Zangi unified different Muslim factions in successful battles against Christian Crusaders near Antioch and seized Damascus. He is even said to have bathed in the Mediterranean to demonstrate the extent of Islamic power.

During his 28-year reign, Zangi also built madrasas to revive the dominance of Sunni Islam over Shia Islam, and celebrated holy war, or jihad, in expanding his dominions. So he – and the mosque that he built – had a special place in the historical memories of contemporary jihadists.

The leading al Qaeda figure Saif al-Adel told a Jordanian author that Zarqawi would always look for books about Zangi.

“The best presents he ever got from his acquaintances were history books that would lengthily describe the jihad that (Zangi) waged against the crusaders and the triumphs that he led his followers to,” he said.

Al-Adel, quoted by the authors Daveed Gartenstein-Ross and Richard Miniter, concluded: “Those who closely study history sometimes take on their heroes’ roles and follow their footsteps in order to reshape the course of history.”

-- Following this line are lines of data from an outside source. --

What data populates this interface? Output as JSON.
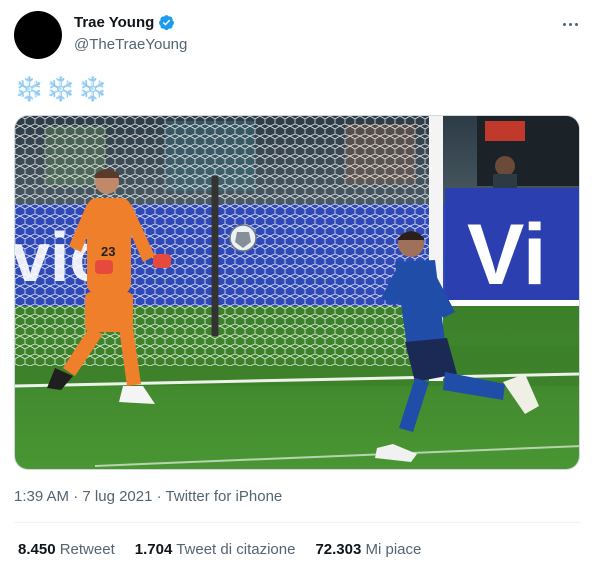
{
  "user": {
    "display_name": "Trae Young",
    "handle": "@TheTraeYoung",
    "verified": true
  },
  "tweet": {
    "text": "❄️❄️❄️"
  },
  "meta": {
    "time": "1:39 AM",
    "separator": " · ",
    "date": "7 lug 2021",
    "source": "Twitter for iPhone"
  },
  "stats": {
    "retweets": {
      "count": "8.450",
      "label": "Retweet"
    },
    "quotes": {
      "count": "1.704",
      "label": "Tweet di citazione"
    },
    "likes": {
      "count": "72.303",
      "label": "Mi piace"
    }
  },
  "photo": {
    "board_text": "Vi",
    "board_text_left": "vic",
    "goalkeeper_number": "23"
  },
  "colors": {
    "verified": "#1d9bf0",
    "secondary_text": "#536471",
    "pitch": "#3f8a2a",
    "italy_blue": "#1f4da8",
    "keeper_orange": "#f07f2c"
  }
}
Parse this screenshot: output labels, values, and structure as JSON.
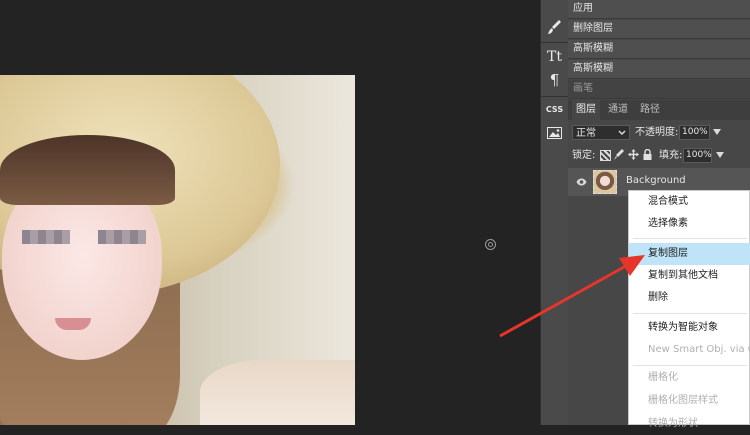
{
  "history": {
    "items": [
      {
        "label": "应用"
      },
      {
        "label": "删除图层"
      },
      {
        "label": "高斯模糊"
      },
      {
        "label": "高斯模糊"
      },
      {
        "label": "画笔"
      }
    ]
  },
  "toolbar": {
    "tools": [
      {
        "icon": "brush-tool-icon"
      },
      {
        "icon": "text-tool-icon",
        "glyph": "Tt"
      },
      {
        "icon": "paragraph-icon",
        "glyph": "¶"
      },
      {
        "icon": "css-icon",
        "glyph": "CSS"
      },
      {
        "icon": "image-icon"
      }
    ]
  },
  "layers_panel": {
    "tabs": [
      {
        "label": "图层",
        "active": true
      },
      {
        "label": "通道",
        "active": false
      },
      {
        "label": "路径",
        "active": false
      }
    ],
    "blend_mode": "正常",
    "opacity_label": "不透明度:",
    "opacity_value": "100%",
    "lock_label": "锁定:",
    "fill_label": "填充:",
    "fill_value": "100%",
    "layer": {
      "name": "Background"
    }
  },
  "context_menu": {
    "items": [
      {
        "label": "混合模式",
        "state": "normal"
      },
      {
        "label": "选择像素",
        "state": "normal"
      },
      {
        "label": "复制图层",
        "state": "highlighted"
      },
      {
        "label": "复制到其他文档",
        "state": "normal"
      },
      {
        "label": "删除",
        "state": "normal"
      },
      {
        "label": "转换为智能对象",
        "state": "normal"
      },
      {
        "label": "New Smart Obj. via Copy",
        "state": "disabled"
      },
      {
        "label": "栅格化",
        "state": "disabled"
      },
      {
        "label": "栅格化图层样式",
        "state": "disabled"
      },
      {
        "label": "转换为形状",
        "state": "disabled"
      }
    ]
  },
  "colors": {
    "canvas_bg": "#232323",
    "panel_bg": "#474747",
    "menu_highlight": "#bfe3f7",
    "arrow": "#e8352b"
  }
}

Zarqawi also set out to destroy Shia shrines in Iraq, like the Golden Mosque in Samarra, which was bombed in February 2006, in an effort to spark civil war in Iraq.

Again, he was following in the footsteps of Zangi, for whom, according to the British scholars David Luscombe and Jonathan Riley-Smith, “the jihad against heresy must be pursued as vigorously as the jihad against the crusaders.”

Now Zarqawi’s followers have destroyed a place of real symbolic significance to the revived Caliphate they dreamed of, but which is now – literally and metaphorically – in ruins.